valvetronicheck

Kirill Nikolaev Nikolaev itibaren Tsvetkovka, Primorskiy kray, Rusya itibaren Tsvetkovka, Primorskiy kray, Rusya

Okuyucu Kirill Nikolaev Nikolaev itibaren Tsvetkovka, Primorskiy kray, Rusya

Kirill Nikolaev Nikolaev itibaren Tsvetkovka, Primorskiy kray, Rusya

valvetronicheck

This was sort of an afternoon-soap-opera medical drama that delved in to the personal lives of 30 physicians and hospital employees in the late 1980s. The preface states each story is true, but names of the persons and places involved are all fictional, though I'm not entirely sure if I believe that. I enjoyed it all the way through despite this contradiction, and coming from a medical office sort of standpoint and seeing the interactions here between doctors and nurses and others titled in medicine here made me search in the stories for those I communicate with on a work basis.

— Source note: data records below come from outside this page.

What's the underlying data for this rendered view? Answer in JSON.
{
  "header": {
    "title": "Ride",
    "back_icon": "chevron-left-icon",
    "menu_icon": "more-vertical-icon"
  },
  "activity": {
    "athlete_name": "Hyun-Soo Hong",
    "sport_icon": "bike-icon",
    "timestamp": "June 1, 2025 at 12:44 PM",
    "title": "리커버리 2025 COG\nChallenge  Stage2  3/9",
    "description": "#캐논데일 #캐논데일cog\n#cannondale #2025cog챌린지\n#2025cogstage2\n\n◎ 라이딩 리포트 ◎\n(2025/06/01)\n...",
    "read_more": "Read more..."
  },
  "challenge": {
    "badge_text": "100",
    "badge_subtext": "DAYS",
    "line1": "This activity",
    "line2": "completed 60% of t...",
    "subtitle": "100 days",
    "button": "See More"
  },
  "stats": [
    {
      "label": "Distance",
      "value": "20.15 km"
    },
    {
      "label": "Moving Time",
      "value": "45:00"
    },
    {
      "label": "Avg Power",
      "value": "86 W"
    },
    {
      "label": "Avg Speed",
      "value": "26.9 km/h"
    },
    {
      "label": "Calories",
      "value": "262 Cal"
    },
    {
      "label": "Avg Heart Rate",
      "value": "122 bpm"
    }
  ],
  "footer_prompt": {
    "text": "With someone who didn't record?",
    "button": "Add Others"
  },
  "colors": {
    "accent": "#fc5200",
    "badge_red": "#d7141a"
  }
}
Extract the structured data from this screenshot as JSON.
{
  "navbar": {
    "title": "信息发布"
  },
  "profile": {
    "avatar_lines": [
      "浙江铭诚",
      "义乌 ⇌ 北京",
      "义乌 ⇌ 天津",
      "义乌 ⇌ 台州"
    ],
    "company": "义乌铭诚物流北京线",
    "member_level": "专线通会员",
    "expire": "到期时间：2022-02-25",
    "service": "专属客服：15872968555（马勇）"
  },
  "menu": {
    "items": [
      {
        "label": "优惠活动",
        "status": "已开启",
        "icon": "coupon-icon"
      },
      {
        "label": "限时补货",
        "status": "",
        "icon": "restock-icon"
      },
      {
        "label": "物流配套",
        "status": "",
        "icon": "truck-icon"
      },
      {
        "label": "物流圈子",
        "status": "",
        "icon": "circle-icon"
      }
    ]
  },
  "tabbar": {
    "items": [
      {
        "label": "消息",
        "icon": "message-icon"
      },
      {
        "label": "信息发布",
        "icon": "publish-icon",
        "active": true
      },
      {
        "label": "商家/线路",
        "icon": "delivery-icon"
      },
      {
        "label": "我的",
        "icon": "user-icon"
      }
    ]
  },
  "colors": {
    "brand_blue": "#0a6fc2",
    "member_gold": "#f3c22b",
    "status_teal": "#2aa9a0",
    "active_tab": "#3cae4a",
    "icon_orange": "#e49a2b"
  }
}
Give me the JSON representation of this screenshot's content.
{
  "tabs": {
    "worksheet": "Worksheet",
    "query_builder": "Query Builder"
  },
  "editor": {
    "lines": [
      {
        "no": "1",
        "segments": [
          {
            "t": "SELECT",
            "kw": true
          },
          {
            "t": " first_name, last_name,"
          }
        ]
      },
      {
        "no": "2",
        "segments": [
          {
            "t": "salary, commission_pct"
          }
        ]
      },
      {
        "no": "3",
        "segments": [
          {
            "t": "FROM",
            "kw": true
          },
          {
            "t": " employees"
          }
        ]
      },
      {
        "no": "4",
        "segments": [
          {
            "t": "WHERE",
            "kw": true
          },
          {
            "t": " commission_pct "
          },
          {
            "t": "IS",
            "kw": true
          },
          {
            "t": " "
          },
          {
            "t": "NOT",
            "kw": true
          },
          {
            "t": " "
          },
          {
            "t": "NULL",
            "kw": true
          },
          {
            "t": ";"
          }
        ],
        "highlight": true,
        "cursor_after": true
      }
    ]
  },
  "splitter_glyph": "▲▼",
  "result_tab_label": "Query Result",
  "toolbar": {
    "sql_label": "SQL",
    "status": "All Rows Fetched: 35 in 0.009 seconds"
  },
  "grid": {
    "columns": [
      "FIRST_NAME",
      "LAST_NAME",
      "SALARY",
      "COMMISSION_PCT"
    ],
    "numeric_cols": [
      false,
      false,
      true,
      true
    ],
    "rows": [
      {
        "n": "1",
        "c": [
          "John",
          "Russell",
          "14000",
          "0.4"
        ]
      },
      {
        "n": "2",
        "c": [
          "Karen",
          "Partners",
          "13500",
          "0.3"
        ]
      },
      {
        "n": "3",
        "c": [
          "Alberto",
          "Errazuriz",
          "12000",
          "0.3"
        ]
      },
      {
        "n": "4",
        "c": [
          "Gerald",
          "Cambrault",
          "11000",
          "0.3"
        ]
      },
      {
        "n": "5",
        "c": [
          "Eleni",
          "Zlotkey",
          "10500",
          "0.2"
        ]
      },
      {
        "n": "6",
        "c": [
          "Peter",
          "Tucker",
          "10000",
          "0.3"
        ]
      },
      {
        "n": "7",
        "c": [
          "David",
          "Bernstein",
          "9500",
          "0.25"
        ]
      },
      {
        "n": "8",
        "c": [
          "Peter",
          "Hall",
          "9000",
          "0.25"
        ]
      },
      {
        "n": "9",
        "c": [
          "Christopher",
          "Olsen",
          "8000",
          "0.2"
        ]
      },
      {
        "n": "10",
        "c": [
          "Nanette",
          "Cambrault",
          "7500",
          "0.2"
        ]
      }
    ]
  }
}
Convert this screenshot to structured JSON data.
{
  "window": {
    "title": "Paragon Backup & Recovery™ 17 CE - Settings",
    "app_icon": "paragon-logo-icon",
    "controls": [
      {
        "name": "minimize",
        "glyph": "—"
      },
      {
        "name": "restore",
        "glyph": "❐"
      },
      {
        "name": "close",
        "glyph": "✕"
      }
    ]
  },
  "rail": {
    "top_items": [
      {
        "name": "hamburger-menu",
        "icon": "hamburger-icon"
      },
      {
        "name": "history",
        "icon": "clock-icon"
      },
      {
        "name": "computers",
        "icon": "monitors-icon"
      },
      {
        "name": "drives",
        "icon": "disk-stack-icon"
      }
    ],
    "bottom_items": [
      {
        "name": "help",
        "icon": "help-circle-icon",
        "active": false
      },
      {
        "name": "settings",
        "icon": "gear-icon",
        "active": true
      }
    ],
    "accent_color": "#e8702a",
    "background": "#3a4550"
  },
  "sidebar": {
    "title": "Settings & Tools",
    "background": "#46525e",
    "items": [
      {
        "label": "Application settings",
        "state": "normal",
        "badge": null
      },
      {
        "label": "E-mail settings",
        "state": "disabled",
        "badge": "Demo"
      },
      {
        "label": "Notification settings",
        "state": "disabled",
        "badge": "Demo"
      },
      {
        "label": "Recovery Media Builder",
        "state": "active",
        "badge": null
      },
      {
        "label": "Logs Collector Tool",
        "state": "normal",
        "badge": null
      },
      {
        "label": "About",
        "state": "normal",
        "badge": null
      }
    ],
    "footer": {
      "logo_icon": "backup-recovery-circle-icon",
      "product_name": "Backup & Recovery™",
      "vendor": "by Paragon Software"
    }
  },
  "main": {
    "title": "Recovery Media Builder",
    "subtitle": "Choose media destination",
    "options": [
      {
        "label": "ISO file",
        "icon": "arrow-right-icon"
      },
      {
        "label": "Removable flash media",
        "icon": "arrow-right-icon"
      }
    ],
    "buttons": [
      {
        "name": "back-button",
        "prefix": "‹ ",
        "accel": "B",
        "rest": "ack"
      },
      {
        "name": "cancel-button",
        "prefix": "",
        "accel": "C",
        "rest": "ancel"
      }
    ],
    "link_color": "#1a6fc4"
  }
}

The focus of the book seems to be addressing the issue of the doctor as superhuman when in reality doctors are merely human, just trained in a succint field of study that has the power to affect every person. It has an interesting flow, with the POV of each chapter being first-person but being prefaced with vignettes from others that know the person of the chapter telling their opinion of them. It showcases some of the dramatics that all offices are prone to, and a few bits made me giggle (like how one can tell that a woman became a nurse to land a doctor husband). Some of the stories that the residents tell of procedures they or someone else performed while intoxicated made me feel a nit queasy, having heard of similar things in the medical system. This book goes a long way in pulling down the myth of the doctor being all-good and all-powerful, if one can get past the high-school dramatics of the individual stories.